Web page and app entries

▼

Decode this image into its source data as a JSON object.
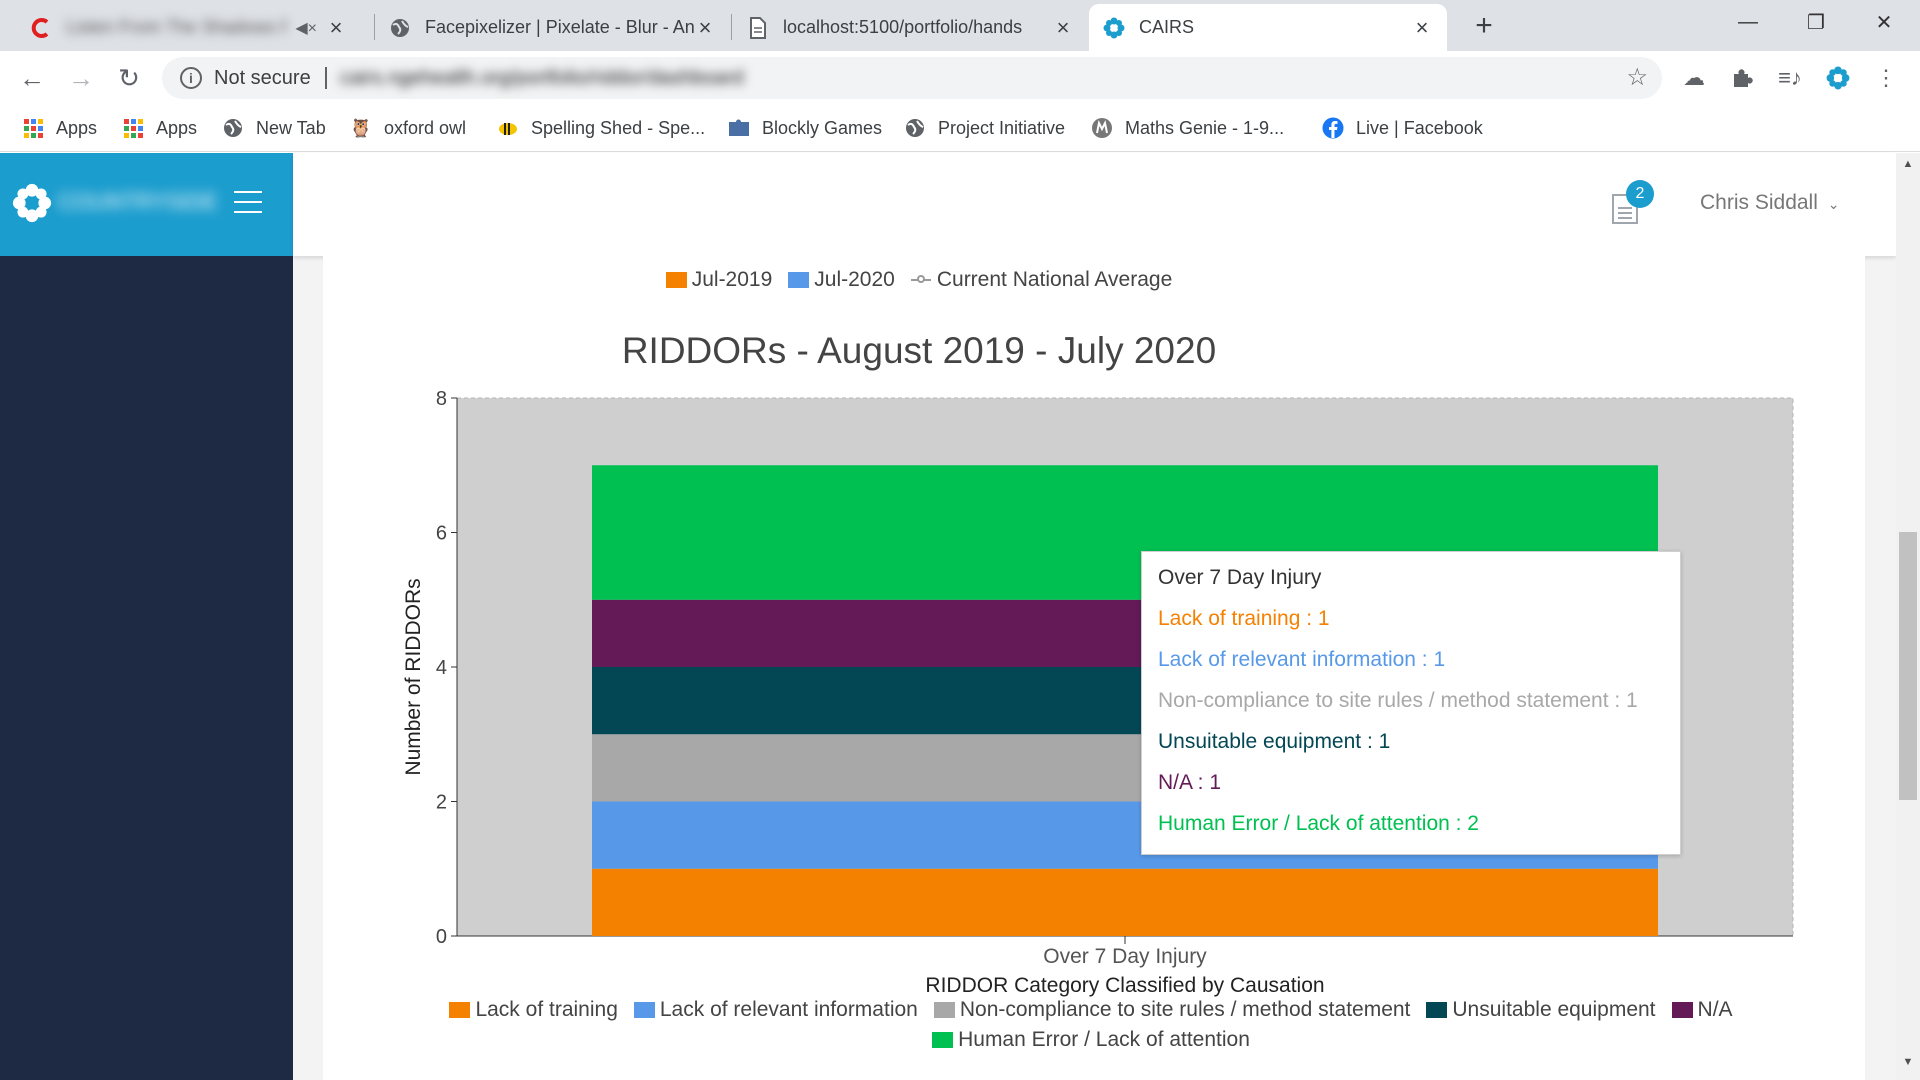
{
  "browser": {
    "tabs": [
      {
        "title": "Listen From The Shadows Pt",
        "blurred": true
      },
      {
        "title": "Facepixelizer | Pixelate - Blur - An"
      },
      {
        "title": "localhost:5100/portfolio/hands"
      },
      {
        "title": "CAIRS",
        "active": true
      }
    ],
    "address": {
      "security_label": "Not secure",
      "url": "cairs.ngehealth.org/portfolio/riddor/dashboard"
    },
    "bookmarks": [
      {
        "label": "Apps",
        "icon": "apps-grid-icon"
      },
      {
        "label": "Apps",
        "icon": "apps-grid-icon"
      },
      {
        "label": "New Tab",
        "icon": "globe-icon"
      },
      {
        "label": "oxford owl",
        "icon": "owl-icon"
      },
      {
        "label": "Spelling Shed - Spe...",
        "icon": "bee-icon"
      },
      {
        "label": "Blockly Games",
        "icon": "puzzle-icon"
      },
      {
        "label": "Project Initiative",
        "icon": "globe-icon"
      },
      {
        "label": "Maths Genie - 1-9...",
        "icon": "maths-genie-icon"
      },
      {
        "label": "Live | Facebook",
        "icon": "facebook-icon"
      }
    ]
  },
  "app": {
    "brand": "COUNTRYSIDE",
    "notification_count": "2",
    "user_name": "Chris Siddall"
  },
  "colors": {
    "accent": "#1b9dce",
    "sidebar": "#1e2a44",
    "lack_of_training": "#f58100",
    "lack_of_relevant_information": "#5799e8",
    "non_compliance": "#a8a8a8",
    "unsuitable_equipment": "#044754",
    "na": "#631a56",
    "human_error": "#00c052"
  },
  "chart_data": {
    "type": "bar",
    "stacked": true,
    "title": "RIDDORs - August 2019 - July 2020",
    "xlabel": "RIDDOR Category Classified by Causation",
    "ylabel": "Number of RIDDORs",
    "ylim": [
      0,
      8
    ],
    "yticks": [
      0,
      2,
      4,
      6,
      8
    ],
    "categories": [
      "Over 7 Day Injury"
    ],
    "series": [
      {
        "name": "Lack of training",
        "values": [
          1
        ],
        "color": "#f58100"
      },
      {
        "name": "Lack of relevant information",
        "values": [
          1
        ],
        "color": "#5799e8"
      },
      {
        "name": "Non-compliance to site rules / method statement",
        "values": [
          1
        ],
        "color": "#a8a8a8"
      },
      {
        "name": "Unsuitable equipment",
        "values": [
          1
        ],
        "color": "#044754"
      },
      {
        "name": "N/A",
        "values": [
          1
        ],
        "color": "#631a56"
      },
      {
        "name": "Human Error / Lack of attention",
        "values": [
          2
        ],
        "color": "#00c052"
      }
    ],
    "top_legend": [
      {
        "name": "Jul-2019",
        "kind": "box",
        "color": "#f58100"
      },
      {
        "name": "Jul-2020",
        "kind": "box",
        "color": "#5799e8"
      },
      {
        "name": "Current National Average",
        "kind": "line",
        "color": "#999999"
      }
    ],
    "tooltip": {
      "title": "Over 7 Day Injury",
      "lines": [
        "Lack of training : 1",
        "Lack of relevant information : 1",
        "Non-compliance to site rules / method statement : 1",
        "Unsuitable equipment : 1",
        "N/A : 1",
        "Human Error / Lack of attention : 2"
      ]
    },
    "grid": false,
    "legend_position": "bottom"
  }
}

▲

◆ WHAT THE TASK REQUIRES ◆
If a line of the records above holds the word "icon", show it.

◆ EXERCISE RESULT ◆
        "icon": "apps-grid-icon"
        "icon": "apps-grid-icon"
        "icon": "globe-icon"
        "icon": "owl-icon"
        "icon": "bee-icon"
        "icon": "puzzle-icon"
        "icon": "globe-icon"
        "icon": "maths-genie-icon"
        "icon": "facebook-icon"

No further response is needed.